§ SOURCE MATERIAL
- Opening Delimiter -
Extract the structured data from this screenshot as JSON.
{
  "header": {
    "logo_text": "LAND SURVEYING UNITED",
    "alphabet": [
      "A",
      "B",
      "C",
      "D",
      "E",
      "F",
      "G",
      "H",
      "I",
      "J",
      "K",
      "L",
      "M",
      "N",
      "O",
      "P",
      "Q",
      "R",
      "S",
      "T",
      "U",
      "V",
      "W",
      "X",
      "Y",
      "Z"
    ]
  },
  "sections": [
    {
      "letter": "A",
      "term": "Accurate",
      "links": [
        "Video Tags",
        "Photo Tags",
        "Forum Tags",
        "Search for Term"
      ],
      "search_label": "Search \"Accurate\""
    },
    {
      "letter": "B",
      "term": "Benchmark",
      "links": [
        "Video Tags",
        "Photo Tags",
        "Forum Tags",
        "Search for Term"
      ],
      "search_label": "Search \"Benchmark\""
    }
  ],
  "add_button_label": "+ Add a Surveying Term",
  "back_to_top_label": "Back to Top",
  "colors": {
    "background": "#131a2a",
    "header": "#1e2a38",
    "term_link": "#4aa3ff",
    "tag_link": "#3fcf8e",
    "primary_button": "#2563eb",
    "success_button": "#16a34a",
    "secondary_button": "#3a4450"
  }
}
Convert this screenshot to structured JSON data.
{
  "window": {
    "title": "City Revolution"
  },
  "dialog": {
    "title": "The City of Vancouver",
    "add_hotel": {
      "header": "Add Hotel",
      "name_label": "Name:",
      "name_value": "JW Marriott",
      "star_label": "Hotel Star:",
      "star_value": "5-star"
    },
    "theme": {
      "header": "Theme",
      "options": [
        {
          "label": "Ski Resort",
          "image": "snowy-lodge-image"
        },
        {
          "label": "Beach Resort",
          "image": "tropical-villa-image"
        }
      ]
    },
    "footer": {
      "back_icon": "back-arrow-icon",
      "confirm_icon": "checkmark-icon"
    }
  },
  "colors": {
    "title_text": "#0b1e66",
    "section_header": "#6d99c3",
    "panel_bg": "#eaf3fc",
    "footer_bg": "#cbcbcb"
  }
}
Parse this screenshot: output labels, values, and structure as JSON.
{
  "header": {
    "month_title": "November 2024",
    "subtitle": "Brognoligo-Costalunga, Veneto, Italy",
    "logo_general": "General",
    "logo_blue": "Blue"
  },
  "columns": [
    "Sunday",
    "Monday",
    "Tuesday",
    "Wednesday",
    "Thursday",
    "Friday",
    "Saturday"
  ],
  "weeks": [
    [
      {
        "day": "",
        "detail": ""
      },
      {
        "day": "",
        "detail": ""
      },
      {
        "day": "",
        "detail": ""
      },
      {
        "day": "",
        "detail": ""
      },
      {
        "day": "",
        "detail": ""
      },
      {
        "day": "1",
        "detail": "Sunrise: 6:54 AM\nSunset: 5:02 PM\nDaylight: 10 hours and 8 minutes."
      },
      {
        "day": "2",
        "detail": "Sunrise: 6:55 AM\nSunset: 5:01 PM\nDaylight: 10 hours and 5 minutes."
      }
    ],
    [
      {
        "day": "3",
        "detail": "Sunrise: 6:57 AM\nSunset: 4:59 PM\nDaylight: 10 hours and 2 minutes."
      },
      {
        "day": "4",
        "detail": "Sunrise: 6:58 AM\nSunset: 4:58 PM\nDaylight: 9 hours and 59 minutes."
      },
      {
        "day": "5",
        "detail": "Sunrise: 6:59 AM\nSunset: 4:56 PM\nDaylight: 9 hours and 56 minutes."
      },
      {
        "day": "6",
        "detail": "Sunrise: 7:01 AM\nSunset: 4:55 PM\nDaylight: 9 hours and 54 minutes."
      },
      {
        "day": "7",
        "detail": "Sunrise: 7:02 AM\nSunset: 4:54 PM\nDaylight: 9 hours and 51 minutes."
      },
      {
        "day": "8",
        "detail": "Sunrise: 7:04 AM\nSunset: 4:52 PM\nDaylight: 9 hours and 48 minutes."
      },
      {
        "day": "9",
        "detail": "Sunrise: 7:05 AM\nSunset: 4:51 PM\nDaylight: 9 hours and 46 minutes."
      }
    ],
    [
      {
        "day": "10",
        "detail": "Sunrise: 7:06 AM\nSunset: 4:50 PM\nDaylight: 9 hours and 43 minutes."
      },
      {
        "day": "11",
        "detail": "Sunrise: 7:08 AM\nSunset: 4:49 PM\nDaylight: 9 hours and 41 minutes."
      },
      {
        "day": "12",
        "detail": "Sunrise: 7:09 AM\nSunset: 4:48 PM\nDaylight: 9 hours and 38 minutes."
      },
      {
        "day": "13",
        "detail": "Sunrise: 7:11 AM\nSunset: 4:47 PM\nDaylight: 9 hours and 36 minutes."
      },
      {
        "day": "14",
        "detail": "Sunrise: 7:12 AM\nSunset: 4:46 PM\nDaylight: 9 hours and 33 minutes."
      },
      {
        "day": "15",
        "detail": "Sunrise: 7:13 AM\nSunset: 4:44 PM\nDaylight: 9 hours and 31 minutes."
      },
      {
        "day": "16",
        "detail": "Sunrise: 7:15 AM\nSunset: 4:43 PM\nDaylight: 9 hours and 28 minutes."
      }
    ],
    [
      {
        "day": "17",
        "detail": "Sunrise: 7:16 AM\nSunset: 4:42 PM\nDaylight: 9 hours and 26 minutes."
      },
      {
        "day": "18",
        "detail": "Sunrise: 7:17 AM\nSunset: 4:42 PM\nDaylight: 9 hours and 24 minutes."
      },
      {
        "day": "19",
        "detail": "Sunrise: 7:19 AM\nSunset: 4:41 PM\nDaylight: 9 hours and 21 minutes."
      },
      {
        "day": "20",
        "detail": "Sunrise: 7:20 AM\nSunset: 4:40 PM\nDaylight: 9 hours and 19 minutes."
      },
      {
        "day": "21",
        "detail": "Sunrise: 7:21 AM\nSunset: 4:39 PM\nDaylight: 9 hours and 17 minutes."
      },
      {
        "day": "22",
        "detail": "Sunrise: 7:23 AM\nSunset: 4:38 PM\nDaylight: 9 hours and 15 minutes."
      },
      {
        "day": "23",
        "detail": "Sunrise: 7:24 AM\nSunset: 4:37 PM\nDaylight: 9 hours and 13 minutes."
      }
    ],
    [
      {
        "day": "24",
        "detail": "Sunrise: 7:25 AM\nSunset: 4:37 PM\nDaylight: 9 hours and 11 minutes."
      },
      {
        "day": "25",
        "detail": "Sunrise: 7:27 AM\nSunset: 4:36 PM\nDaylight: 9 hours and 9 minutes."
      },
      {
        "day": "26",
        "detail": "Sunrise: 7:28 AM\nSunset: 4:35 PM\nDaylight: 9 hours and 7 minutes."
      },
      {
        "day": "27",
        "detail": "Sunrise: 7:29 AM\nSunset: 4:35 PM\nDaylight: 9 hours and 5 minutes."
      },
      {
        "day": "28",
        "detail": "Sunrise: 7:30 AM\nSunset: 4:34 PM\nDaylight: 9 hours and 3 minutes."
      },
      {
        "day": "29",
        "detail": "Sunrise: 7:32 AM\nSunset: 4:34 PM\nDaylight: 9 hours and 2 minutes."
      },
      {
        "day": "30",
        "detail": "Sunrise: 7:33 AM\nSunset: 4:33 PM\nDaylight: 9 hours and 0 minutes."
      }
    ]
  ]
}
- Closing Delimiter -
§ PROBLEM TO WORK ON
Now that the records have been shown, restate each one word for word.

§ REPLY
Extract the structured data from this screenshot as JSON.
{
  "header": {
    "logo_text": "LAND SURVEYING UNITED",
    "alphabet": [
      "A",
      "B",
      "C",
      "D",
      "E",
      "F",
      "G",
      "H",
      "I",
      "J",
      "K",
      "L",
      "M",
      "N",
      "O",
      "P",
      "Q",
      "R",
      "S",
      "T",
      "U",
      "V",
      "W",
      "X",
      "Y",
      "Z"
    ]
  },
  "sections": [
    {
      "letter": "A",
      "term": "Accurate",
      "links": [
        "Video Tags",
        "Photo Tags",
        "Forum Tags",
        "Search for Term"
      ],
      "search_label": "Search \"Accurate\""
    },
    {
      "letter": "B",
      "term": "Benchmark",
      "links": [
        "Video Tags",
        "Photo Tags",
        "Forum Tags",
        "Search for Term"
      ],
      "search_label": "Search \"Benchmark\""
    }
  ],
  "add_button_label": "+ Add a Surveying Term",
  "back_to_top_label": "Back to Top",
  "colors": {
    "background": "#131a2a",
    "header": "#1e2a38",
    "term_link": "#4aa3ff",
    "tag_link": "#3fcf8e",
    "primary_button": "#2563eb",
    "success_button": "#16a34a",
    "secondary_button": "#3a4450"
  }
}
Convert this screenshot to structured JSON data.
{
  "window": {
    "title": "City Revolution"
  },
  "dialog": {
    "title": "The City of Vancouver",
    "add_hotel": {
      "header": "Add Hotel",
      "name_label": "Name:",
      "name_value": "JW Marriott",
      "star_label": "Hotel Star:",
      "star_value": "5-star"
    },
    "theme": {
      "header": "Theme",
      "options": [
        {
          "label": "Ski Resort",
          "image": "snowy-lodge-image"
        },
        {
          "label": "Beach Resort",
          "image": "tropical-villa-image"
        }
      ]
    },
    "footer": {
      "back_icon": "back-arrow-icon",
      "confirm_icon": "checkmark-icon"
    }
  },
  "colors": {
    "title_text": "#0b1e66",
    "section_header": "#6d99c3",
    "panel_bg": "#eaf3fc",
    "footer_bg": "#cbcbcb"
  }
}
Parse this screenshot: output labels, values, and structure as JSON.
{
  "header": {
    "month_title": "November 2024",
    "subtitle": "Brognoligo-Costalunga, Veneto, Italy",
    "logo_general": "General",
    "logo_blue": "Blue"
  },
  "columns": [
    "Sunday",
    "Monday",
    "Tuesday",
    "Wednesday",
    "Thursday",
    "Friday",
    "Saturday"
  ],
  "weeks": [
    [
      {
        "day": "",
        "detail": ""
      },
      {
        "day": "",
        "detail": ""
      },
      {
        "day": "",
        "detail": ""
      },
      {
        "day": "",
        "detail": ""
      },
      {
        "day": "",
        "detail": ""
      },
      {
        "day": "1",
        "detail": "Sunrise: 6:54 AM\nSunset: 5:02 PM\nDaylight: 10 hours and 8 minutes."
      },
      {
        "day": "2",
        "detail": "Sunrise: 6:55 AM\nSunset: 5:01 PM\nDaylight: 10 hours and 5 minutes."
      }
    ],
    [
      {
        "day": "3",
        "detail": "Sunrise: 6:57 AM\nSunset: 4:59 PM\nDaylight: 10 hours and 2 minutes."
      },
      {
        "day": "4",
        "detail": "Sunrise: 6:58 AM\nSunset: 4:58 PM\nDaylight: 9 hours and 59 minutes."
      },
      {
        "day": "5",
        "detail": "Sunrise: 6:59 AM\nSunset: 4:56 PM\nDaylight: 9 hours and 56 minutes."
      },
      {
        "day": "6",
        "detail": "Sunrise: 7:01 AM\nSunset: 4:55 PM\nDaylight: 9 hours and 54 minutes."
      },
      {
        "day": "7",
        "detail": "Sunrise: 7:02 AM\nSunset: 4:54 PM\nDaylight: 9 hours and 51 minutes."
      },
      {
        "day": "8",
        "detail": "Sunrise: 7:04 AM\nSunset: 4:52 PM\nDaylight: 9 hours and 48 minutes."
      },
      {
        "day": "9",
        "detail": "Sunrise: 7:05 AM\nSunset: 4:51 PM\nDaylight: 9 hours and 46 minutes."
      }
    ],
    [
      {
        "day": "10",
        "detail": "Sunrise: 7:06 AM\nSunset: 4:50 PM\nDaylight: 9 hours and 43 minutes."
      },
      {
        "day": "11",
        "detail": "Sunrise: 7:08 AM\nSunset: 4:49 PM\nDaylight: 9 hours and 41 minutes."
      },
      {
        "day": "12",
        "detail": "Sunrise: 7:09 AM\nSunset: 4:48 PM\nDaylight: 9 hours and 38 minutes."
      },
      {
        "day": "13",
        "detail": "Sunrise: 7:11 AM\nSunset: 4:47 PM\nDaylight: 9 hours and 36 minutes."
      },
      {
        "day": "14",
        "detail": "Sunrise: 7:12 AM\nSunset: 4:46 PM\nDaylight: 9 hours and 33 minutes."
      },
      {
        "day": "15",
        "detail": "Sunrise: 7:13 AM\nSunset: 4:44 PM\nDaylight: 9 hours and 31 minutes."
      },
      {
        "day": "16",
        "detail": "Sunrise: 7:15 AM\nSunset: 4:43 PM\nDaylight: 9 hours and 28 minutes."
      }
    ],
    [
      {
        "day": "17",
        "detail": "Sunrise: 7:16 AM\nSunset: 4:42 PM\nDaylight: 9 hours and 26 minutes."
      },
      {
        "day": "18",
        "detail": "Sunrise: 7:17 AM\nSunset: 4:42 PM\nDaylight: 9 hours and 24 minutes."
      },
      {
        "day": "19",
        "detail": "Sunrise: 7:19 AM\nSunset: 4:41 PM\nDaylight: 9 hours and 21 minutes."
      },
      {
        "day": "20",
        "detail": "Sunrise: 7:20 AM\nSunset: 4:40 PM\nDaylight: 9 hours and 19 minutes."
      },
      {
        "day": "21",
        "detail": "Sunrise: 7:21 AM\nSunset: 4:39 PM\nDaylight: 9 hours and 17 minutes."
      },
      {
        "day": "22",
        "detail": "Sunrise: 7:23 AM\nSunset: 4:38 PM\nDaylight: 9 hours and 15 minutes."
      },
      {
        "day": "23",
        "detail": "Sunrise: 7:24 AM\nSunset: 4:37 PM\nDaylight: 9 hours and 13 minutes."
      }
    ],
    [
      {
        "day": "24",
        "detail": "Sunrise: 7:25 AM\nSunset: 4:37 PM\nDaylight: 9 hours and 11 minutes."
      },
      {
        "day": "25",
        "detail": "Sunrise: 7:27 AM\nSunset: 4:36 PM\nDaylight: 9 hours and 9 minutes."
      },
      {
        "day": "26",
        "detail": "Sunrise: 7:28 AM\nSunset: 4:35 PM\nDaylight: 9 hours and 7 minutes."
      },
      {
        "day": "27",
        "detail": "Sunrise: 7:29 AM\nSunset: 4:35 PM\nDaylight: 9 hours and 5 minutes."
      },
      {
        "day": "28",
        "detail": "Sunrise: 7:30 AM\nSunset: 4:34 PM\nDaylight: 9 hours and 3 minutes."
      },
      {
        "day": "29",
        "detail": "Sunrise: 7:32 AM\nSunset: 4:34 PM\nDaylight: 9 hours and 2 minutes."
      },
      {
        "day": "30",
        "detail": "Sunrise: 7:33 AM\nSunset: 4:33 PM\nDaylight: 9 hours and 0 minutes."
      }
    ]
  ]
}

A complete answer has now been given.